Ubumuntu Arts Festival pays tribute to women as peace builders at the Kigali Genocide Memorial

On the second day of the Ubumuntu Arts Festival at the Kigali Genocide Memorial, performances focused on the role of women as crucial to forging peace after conflict.

The first piece of the night was ‘Movement for Humanity’ – a three-week project led by choreographers Tjarda Van Straten from the Netherlands and Hilde Cannoodt from Belgium. It was created in Kigali in collaboration with seven local dancers. The piece is about identity, humanity, and displacement.

The second piece was ‘Motherland’ – a joint call from Syria and Burundi. It carried stories, dreams and hopes from Syrian and Burundian refugees. The third was ‘Kivu’ by Marshall Rugano, a young Burundian writer, director, and actor. Kivu is a story of a woman in a war zone. It is a drama that raises one’s heart beat because it awakens our humanity.

‘Tomorrow Is Another Country’ was also performed on the second night. Directed by Tracy Holsinger, this is the second collaborative production to emerge from Ruwanthie de Chickera’s ‘Dear Children Sincerely’ project, which aims to preserve multiple historical narratives by sharing eyewitness accounts and experiences of Sri Lanka’s senior citizens. The piece used the insight of the interviewed citizens and is performed to assist in the ongoing reconciliation process in Sri Lanka.

One of the most humorous plays of the night was ‘Afro Man Spice’. The piece tackled the realities faced by women in relationships, their successes, misfortune, and misconceptions. It was performed by three Ugandan women: Rashida Namulondo, Sandra Nankoma and Linda Nabasa in collaboration with Jamo.

The last piece of second day of the Ubumuntu Arts Festival was ‘Mother to Mother’ – a piece from South Africa directed by Janice Honeyman.
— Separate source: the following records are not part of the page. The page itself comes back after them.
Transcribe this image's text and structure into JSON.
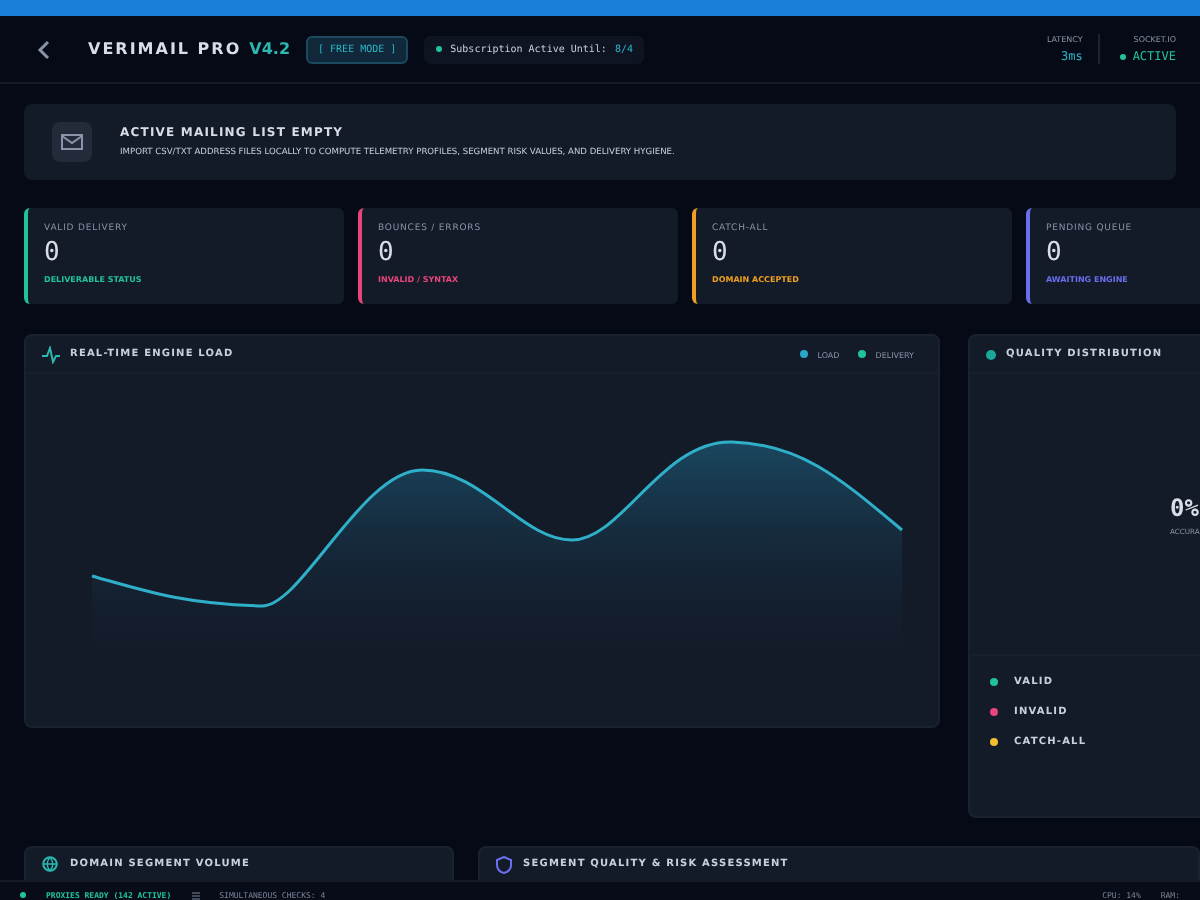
{
  "header": {
    "brand": "VERIMAIL PRO",
    "version": "V4.2",
    "mode_badge": "[ FREE MODE ]",
    "subscription": {
      "label": "Subscription Active Until:",
      "value": "8/4"
    },
    "metrics": [
      {
        "label": "LATENCY",
        "value": "3ms",
        "kind": "text"
      },
      {
        "label": "SOCKET.IO",
        "value": "ACTIVE",
        "kind": "status"
      }
    ]
  },
  "banner": {
    "title": "ACTIVE MAILING LIST EMPTY",
    "text": "IMPORT CSV/TXT ADDRESS FILES LOCALLY TO COMPUTE TELEMETRY PROFILES, SEGMENT RISK VALUES, AND DELIVERY HYGIENE."
  },
  "stats": [
    {
      "label": "VALID DELIVERY",
      "value": "0",
      "caption": "DELIVERABLE STATUS",
      "color": "#22c39a"
    },
    {
      "label": "BOUNCES / ERRORS",
      "value": "0",
      "caption": "INVALID / SYNTAX",
      "color": "#e8457a"
    },
    {
      "label": "CATCH-ALL",
      "value": "0",
      "caption": "DOMAIN ACCEPTED",
      "color": "#f0a020"
    },
    {
      "label": "PENDING QUEUE",
      "value": "0",
      "caption": "AWAITING ENGINE",
      "color": "#6a6ff0"
    }
  ],
  "engine_panel": {
    "title": "REAL-TIME ENGINE LOAD",
    "legend": [
      {
        "label": "LOAD",
        "color": "#2aa8c8"
      },
      {
        "label": "DELIVERY",
        "color": "#22c39a"
      }
    ]
  },
  "quality_panel": {
    "title": "QUALITY DISTRIBUTION",
    "value": "0%",
    "caption": "ACCURA",
    "legend": [
      {
        "label": "VALID",
        "color": "#22c39a"
      },
      {
        "label": "INVALID",
        "color": "#e8457a"
      },
      {
        "label": "CATCH-ALL",
        "color": "#f0c030"
      }
    ]
  },
  "bottom_panels": [
    {
      "title": "DOMAIN SEGMENT VOLUME",
      "kind": "globe"
    },
    {
      "title": "SEGMENT QUALITY & RISK ASSESSMENT",
      "kind": "shield"
    }
  ],
  "status_bar": {
    "ready": "PROXIES READY (142 ACTIVE)",
    "checks": "SIMULTANEOUS CHECKS: 4",
    "cpu": "CPU: 14%",
    "ram": "RAM:"
  }
}
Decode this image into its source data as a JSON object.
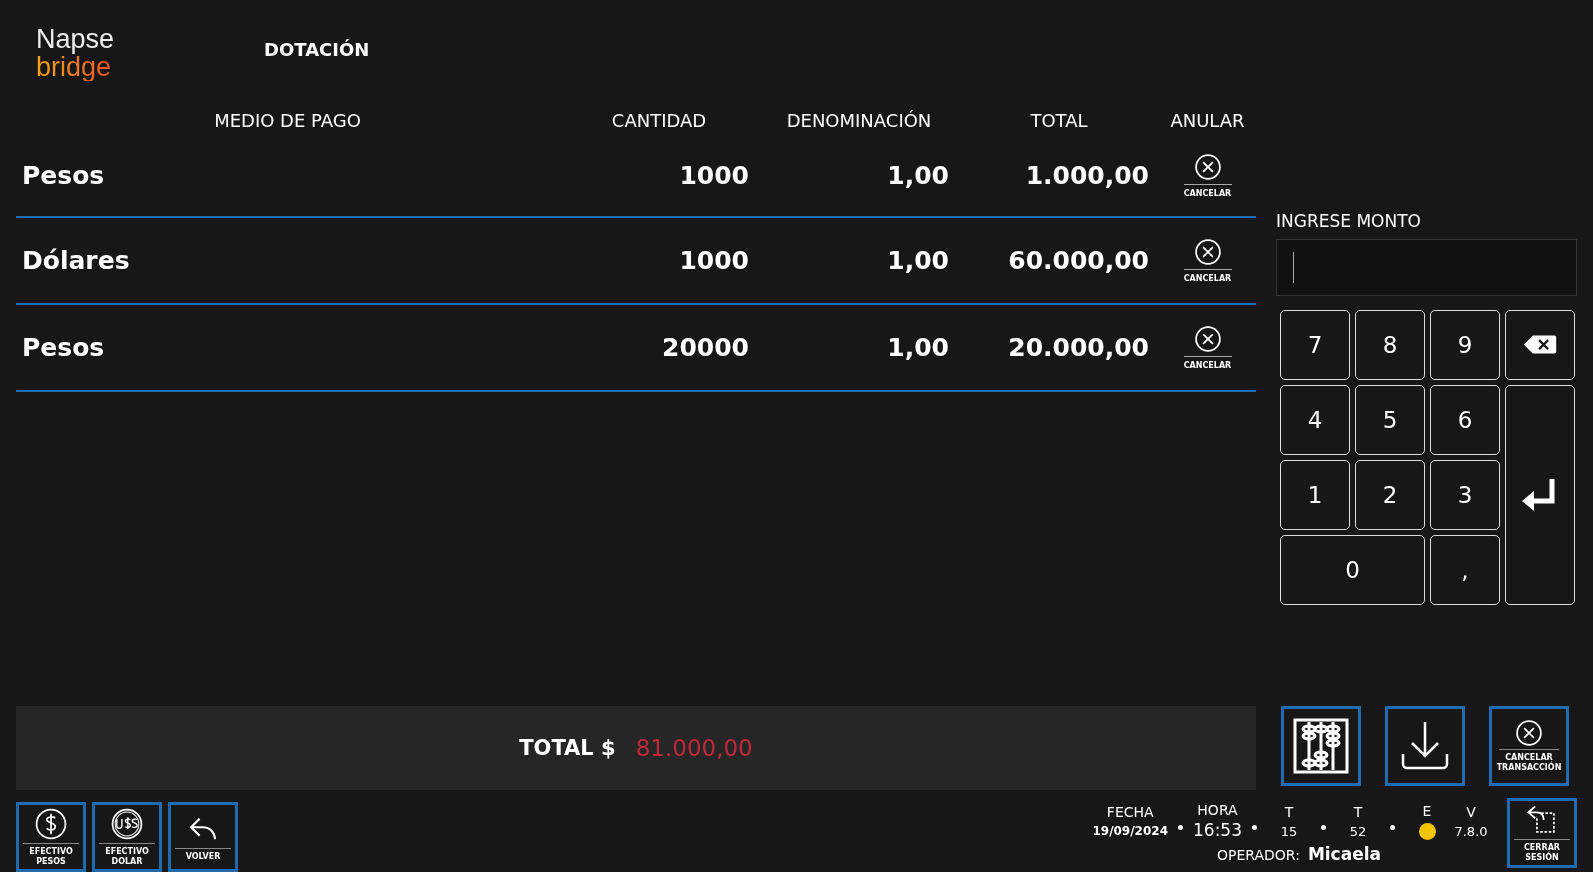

Based on the true story of American scholar Amy Biehl’s murder, this moving production explored the possibilities of understanding and forgiveness between two mothers both faced with the loss of their children.

The complex, funny and at times heart-wrenching performances shared the reality of the pain that comes with conflict and the important role women play in helping others to deal with the emotions we face in difficult circumstances.

To learn more about these pieces, visit the Ubumuntu Arts Festival website.

The festival is supported by the Aegis Trust, which runs the Kigali Genocide Memorial on behalf of Rwanda’s National Commission for the Fight against Genocide. The Aegis Trust is a genocide prevention organisation working to prevent mass atrocities and build peace around the world.